Facing a $15 million reduction in its operating budget, in September the University of Maryland announced a systemwide hiring freeze for all state-funded positions. In December, the state's Board of Regents instituted a short-term furlough plan under which full-time employees will be required to take as many as 5 days of unpaid leave, with the highest-paid faculty members and administrators taking the most leave. Arizona State University has announced a mandatory furlough plan for all employees; faculty members will be required to take 12 days of unpaid leave, saving the university about $24 million. Utah State University and three South Carolina schools--Clemson and Winthrop universities, and the Medical University of South Carolina--have also announced mandatory furloughs.
Arizona's other state university, the University of Arizona, has been under a faculty-hiring freeze since October. Joaquin Ruiz, dean of the university's College of Science, says he doesn't expect a thaw anytime soon. "In about 5 years, there's going to be boom times because there's no question that universities are going to have to hire," Ruiz says. "But that doesn't help much for anyone who needs a job now."
Universities that have frozen faculty hiring have allowed some exceptions. The University of Minnesota, for example, announced a hiring pause in November but stipulated that positions essential to university operations will be filled. The University of Arizona likewise is allowing some exceptions to its freeze. Ruiz says the College of Science, which normally hires about 16 faculty members a year, has four searches under way this year, two for clinical faculty members in the medical school and two for programs so small that they could "implode" if open positions aren't filled.
Eric Wilcots, associate dean for mathematical and natural sciences in the University of Wisconsin's College of Letters and Science, says the school is going forward with searches that were authorized last year, but "we are being very conservative with authorizing any new hires" and will probably remain so at least until the state decides whether to raise student tuition. There's also some hope, he says, that a piece of the promised federal stimulus package will find its way to campus; if so, that may free up some money for faculty hiring. Still, he says, "I would not want to be looking for a faculty job in this environment."
University of Virginia Vice President for Research Tom Skalak says UVA science departments have put more than the usual number of searches on hold. But although faculty hiring may be on the back burner for a while, he says, "all institutions are continuing to invest in innovation, knowing that the federal and private sector support will be coming off the sidelines within 18 months to 2 years."
Sam Bonfante, associate publisher of The Chronicle of Higher Education, also sees evidence that although universities may be down, they're not panicked. Recruitment advertising in the Chronicle has slipped in recent months, he says, but branding advertising--4-color ads trumpeting universities' unique attributes--has increased.

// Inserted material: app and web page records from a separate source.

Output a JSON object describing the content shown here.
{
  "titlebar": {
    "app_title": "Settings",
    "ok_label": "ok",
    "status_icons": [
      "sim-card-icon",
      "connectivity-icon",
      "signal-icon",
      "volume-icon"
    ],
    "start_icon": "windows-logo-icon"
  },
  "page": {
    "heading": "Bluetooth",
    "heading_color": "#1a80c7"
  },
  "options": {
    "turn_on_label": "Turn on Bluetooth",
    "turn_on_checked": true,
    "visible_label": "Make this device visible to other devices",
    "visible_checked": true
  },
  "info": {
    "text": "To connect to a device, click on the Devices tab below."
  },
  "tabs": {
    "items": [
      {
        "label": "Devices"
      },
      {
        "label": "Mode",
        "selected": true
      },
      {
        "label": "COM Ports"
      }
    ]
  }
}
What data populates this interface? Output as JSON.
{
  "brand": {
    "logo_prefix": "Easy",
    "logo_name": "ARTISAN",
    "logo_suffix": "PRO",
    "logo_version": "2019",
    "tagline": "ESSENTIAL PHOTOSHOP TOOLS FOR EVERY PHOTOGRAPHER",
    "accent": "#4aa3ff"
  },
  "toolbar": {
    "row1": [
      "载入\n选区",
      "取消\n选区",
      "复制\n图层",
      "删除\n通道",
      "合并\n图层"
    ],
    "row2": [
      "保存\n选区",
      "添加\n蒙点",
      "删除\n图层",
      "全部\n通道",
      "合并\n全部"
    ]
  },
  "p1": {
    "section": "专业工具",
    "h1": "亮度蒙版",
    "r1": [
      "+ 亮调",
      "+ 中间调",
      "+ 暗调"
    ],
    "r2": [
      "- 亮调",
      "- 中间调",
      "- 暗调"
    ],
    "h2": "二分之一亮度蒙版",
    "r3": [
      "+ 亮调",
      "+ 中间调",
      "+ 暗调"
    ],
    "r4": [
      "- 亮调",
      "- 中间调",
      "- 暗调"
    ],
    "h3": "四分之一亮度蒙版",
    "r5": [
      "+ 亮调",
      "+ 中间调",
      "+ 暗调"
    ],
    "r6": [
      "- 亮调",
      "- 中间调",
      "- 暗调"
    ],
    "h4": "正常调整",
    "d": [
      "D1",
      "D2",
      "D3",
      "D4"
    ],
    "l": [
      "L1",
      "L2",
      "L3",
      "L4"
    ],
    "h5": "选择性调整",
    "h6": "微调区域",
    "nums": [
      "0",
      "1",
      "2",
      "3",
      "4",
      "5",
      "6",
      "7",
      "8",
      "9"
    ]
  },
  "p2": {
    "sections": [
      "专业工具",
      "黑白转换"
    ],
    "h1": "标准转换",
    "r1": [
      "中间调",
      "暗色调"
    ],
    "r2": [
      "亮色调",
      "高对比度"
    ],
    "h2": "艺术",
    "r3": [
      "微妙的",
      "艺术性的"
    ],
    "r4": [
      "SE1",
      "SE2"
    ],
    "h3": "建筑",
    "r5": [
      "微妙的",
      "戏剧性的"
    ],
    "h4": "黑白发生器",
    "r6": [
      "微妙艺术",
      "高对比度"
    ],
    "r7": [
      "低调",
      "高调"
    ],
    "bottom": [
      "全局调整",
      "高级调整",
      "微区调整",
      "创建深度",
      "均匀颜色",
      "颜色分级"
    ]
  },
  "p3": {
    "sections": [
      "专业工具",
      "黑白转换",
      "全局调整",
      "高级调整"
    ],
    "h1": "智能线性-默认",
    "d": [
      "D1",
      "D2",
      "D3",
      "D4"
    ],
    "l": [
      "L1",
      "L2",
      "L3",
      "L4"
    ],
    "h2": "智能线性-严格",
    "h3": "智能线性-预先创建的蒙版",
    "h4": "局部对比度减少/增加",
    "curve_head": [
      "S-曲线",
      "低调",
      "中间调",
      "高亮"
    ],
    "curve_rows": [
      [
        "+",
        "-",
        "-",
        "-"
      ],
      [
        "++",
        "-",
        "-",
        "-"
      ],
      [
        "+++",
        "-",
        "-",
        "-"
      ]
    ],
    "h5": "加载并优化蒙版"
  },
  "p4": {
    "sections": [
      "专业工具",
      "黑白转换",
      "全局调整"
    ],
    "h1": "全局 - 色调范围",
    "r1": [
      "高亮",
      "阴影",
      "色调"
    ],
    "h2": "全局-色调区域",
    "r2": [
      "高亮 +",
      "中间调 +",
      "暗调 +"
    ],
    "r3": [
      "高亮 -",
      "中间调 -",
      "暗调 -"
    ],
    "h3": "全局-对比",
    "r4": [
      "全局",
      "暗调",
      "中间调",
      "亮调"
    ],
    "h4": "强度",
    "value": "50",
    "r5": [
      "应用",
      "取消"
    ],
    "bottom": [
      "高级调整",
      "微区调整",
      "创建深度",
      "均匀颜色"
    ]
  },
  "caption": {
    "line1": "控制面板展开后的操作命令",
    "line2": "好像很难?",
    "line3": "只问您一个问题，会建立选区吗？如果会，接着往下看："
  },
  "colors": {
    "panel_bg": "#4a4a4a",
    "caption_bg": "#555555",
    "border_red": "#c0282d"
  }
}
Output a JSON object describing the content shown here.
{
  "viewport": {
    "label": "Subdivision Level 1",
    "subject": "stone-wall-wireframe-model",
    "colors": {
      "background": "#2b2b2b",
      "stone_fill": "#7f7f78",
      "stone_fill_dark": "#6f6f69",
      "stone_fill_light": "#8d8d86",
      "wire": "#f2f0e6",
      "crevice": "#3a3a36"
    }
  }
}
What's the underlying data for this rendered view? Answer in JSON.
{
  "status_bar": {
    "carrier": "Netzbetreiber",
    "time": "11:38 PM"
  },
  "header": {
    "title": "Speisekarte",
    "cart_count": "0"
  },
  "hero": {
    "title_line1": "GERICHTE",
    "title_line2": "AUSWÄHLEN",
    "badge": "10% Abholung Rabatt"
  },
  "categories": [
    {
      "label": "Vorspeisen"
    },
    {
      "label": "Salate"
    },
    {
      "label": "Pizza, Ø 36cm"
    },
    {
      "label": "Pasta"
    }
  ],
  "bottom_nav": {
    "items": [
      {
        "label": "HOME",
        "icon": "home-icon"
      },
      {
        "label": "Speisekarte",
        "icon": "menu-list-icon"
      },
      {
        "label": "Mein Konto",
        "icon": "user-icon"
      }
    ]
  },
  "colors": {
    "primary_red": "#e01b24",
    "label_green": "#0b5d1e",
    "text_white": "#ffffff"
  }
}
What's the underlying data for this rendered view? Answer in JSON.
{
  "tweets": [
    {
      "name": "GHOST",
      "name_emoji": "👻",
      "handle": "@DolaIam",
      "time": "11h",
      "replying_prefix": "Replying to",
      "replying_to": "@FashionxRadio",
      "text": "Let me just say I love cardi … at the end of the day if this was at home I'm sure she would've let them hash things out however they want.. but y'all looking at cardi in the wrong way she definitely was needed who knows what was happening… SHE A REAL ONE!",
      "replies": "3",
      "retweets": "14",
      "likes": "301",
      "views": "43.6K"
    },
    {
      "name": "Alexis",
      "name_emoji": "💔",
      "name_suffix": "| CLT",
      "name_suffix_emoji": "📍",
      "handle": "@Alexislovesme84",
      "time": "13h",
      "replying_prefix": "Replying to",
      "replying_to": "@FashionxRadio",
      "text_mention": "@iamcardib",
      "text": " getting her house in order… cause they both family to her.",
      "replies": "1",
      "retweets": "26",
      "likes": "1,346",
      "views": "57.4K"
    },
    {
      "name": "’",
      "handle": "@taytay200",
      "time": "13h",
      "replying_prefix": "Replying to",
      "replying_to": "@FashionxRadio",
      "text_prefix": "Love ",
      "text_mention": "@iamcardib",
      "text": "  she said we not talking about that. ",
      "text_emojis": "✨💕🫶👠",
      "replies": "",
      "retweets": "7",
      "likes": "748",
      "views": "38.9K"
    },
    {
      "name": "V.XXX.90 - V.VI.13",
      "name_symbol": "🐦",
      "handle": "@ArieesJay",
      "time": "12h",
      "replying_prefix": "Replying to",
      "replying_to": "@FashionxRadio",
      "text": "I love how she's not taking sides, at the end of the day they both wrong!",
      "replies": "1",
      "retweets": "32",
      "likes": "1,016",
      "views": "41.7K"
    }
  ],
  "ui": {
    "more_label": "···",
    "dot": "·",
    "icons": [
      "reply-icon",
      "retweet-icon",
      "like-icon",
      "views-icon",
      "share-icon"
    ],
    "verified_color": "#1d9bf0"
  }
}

That suggests that universities are trying harder than ever to attract the best scholars, he says. "The war for talent is no less intense."
Siri Carpenter writes from Madison, Wisconsin.